Coworkers have come together to help Indians find work and stay in the US after recent IT layoffs affected hundreds of Indians with temporary visas in the country, Savita Patel, a journalist based in California, reported for the BBC.

Software engineer Amit (not his original name) was recently let go from Twitter, yet he claims to have already had a few interviews and even gotten a "reference for a fantastic career."

He said that this is in part because of the initiatives taken by his peers in the industry, who are using their personal networks to help other laid-off computer professionals like him find employment.

"Hiring managers and engineers on LinkedIn I'd never contacted before have been sharing my profile in their companies and this has helped me get a few interviews," he told the journalist.

Amit is one of the many tech workers who have been laid off and are receiving help from the online and offline support networks that have emerged as a result of the widespread layoffs at significant US tech companies.

Numerous companies, including Meta, Twitter, and Amazon, have recently let go of thousands of employees as a result of growing concerns about an economic collapse.
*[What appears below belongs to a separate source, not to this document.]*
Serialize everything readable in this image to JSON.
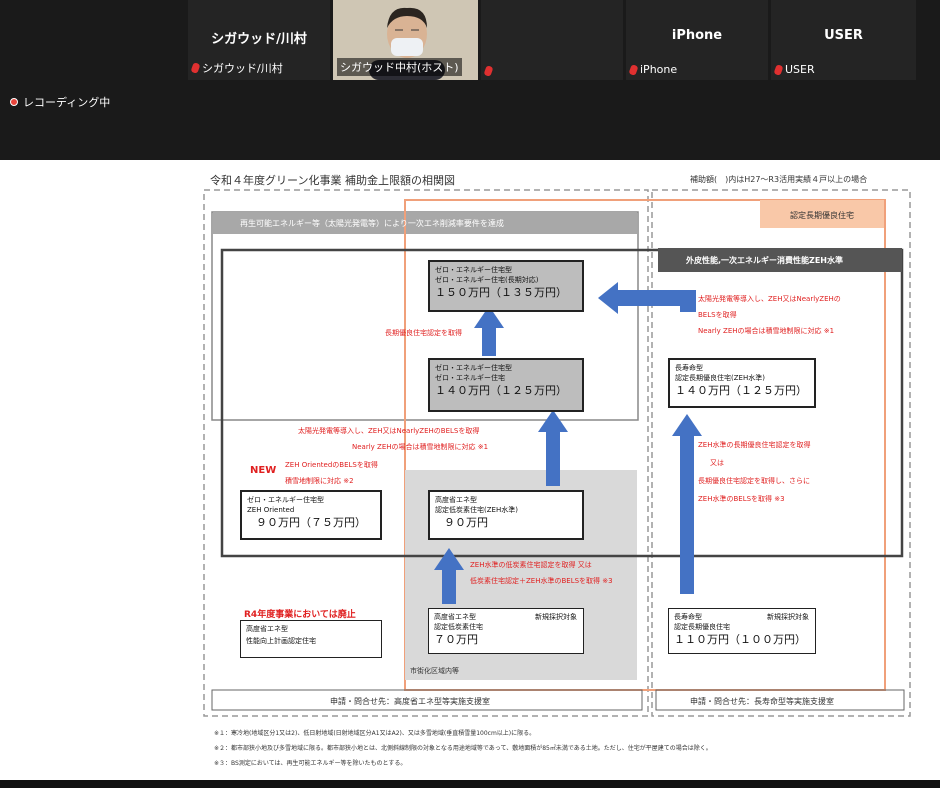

Indians holding H1-B visas (a non-immigrant visa that permits companies to hire foreigners for up to six years) are among those affected and are now required to leave unless they find a job within 60 days.

Since they are aware of the uncertainties that an H1-B visa brings, IT colleagues in the US have united to assist their friends in finding employment before they are compelled to leave. They are disseminating positive messages, advertising job openings, and utilising personal networks in order to unite immigration lawyers, recruiters, and job seekers on a single platform to deliver solutions.

Vidhi Agrawal and Shruti Anand, who work for software companies on H1-B visas, have created a database. It links job seekers and prospective employers, the BBC reported.

"These [the laid-off employees] are among the top tech talent in the world," said Agrawal, who works at the software firm Databricks. "From the resumes we see they're well-educated, super-skilled and making upwards of $250,000 [£203,400]." She added that several companies, including her own, are open to hiring from the available talent pool.

She says that she and Anand have been helping "resumes be seen by the right people" and "fast-tracking referrals and interviews" because they're aware of the tight time-frame for H1-B visa holders.

"Vidhi's efforts have directly resulted in me getting a reference for a good role," Amit said, who moved to the US six years ago from India.

Amit, who comes from a low-income family in India, claims he excelled in school and aspired to the top of his field.